Presentation Details

The Second International Conference on New Directions in the Humanities

Toward a Natural Rhetoric: How the Bonobos Do It

Mark Wagner.

Human language shares common possibilities and functions and forms of communication with the language of many animals. In venturing out to discover what these common forms are, we have to resist hearing in these forces a symphony of nature, or song of nature, as some animals communicate simply by a pulse or by shooting a dye or scratching a hole in the ground and sweating in to it. This is not symphonic. On the other hand some social animals exhibit high degrees of eloquence and efficiency in their communication. I believe working toward a Natural Rhetoric by studying the Bonobo Chimpanzees, we can learn a great deal about how humans communicate and or fail to communicate through language.

Along the Olentangy: So it was a late winter morning in 2004, in what was the coldest winter since 1882, I first met Susie’s troop of 15 healthy bonobos in a zoo on the banks on the Olentangy River north of Columbus, Ohio. . . .


Mark Wagner  (United States)
Visiting Assistant Professor
Nichols College, Dudley MA, USA

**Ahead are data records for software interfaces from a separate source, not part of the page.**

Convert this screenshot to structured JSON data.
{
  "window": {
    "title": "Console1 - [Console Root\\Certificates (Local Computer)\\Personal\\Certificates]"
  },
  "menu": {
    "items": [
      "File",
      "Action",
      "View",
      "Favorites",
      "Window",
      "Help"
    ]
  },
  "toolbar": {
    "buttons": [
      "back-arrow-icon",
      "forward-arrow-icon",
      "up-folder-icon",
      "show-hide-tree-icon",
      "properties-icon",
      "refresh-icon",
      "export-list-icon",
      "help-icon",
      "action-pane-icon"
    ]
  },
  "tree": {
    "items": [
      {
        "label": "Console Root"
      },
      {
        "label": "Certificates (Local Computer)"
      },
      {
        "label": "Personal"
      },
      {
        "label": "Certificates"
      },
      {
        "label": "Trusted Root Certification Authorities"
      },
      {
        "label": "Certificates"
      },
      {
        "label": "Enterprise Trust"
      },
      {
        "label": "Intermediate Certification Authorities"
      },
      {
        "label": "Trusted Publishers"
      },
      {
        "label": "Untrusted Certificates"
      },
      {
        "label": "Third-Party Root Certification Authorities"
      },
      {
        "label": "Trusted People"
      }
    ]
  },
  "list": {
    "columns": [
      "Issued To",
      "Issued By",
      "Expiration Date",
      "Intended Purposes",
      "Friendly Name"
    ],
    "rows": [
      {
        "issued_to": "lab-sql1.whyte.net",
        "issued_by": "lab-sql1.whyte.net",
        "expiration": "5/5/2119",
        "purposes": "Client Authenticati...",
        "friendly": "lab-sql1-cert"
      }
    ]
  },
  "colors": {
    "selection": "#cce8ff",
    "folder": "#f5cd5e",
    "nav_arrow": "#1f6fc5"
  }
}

Mark Wagner is a poet, author, journalist, musician and instructor. His first book of poetry, A Cabin in a Field, appeared on Mellen Poetry Press in May of 2001. He lives on a small farm in Dudley Massachusetts with collage artist Monica Elefterion and their son Myles.


(30 min. Conference Paper, English)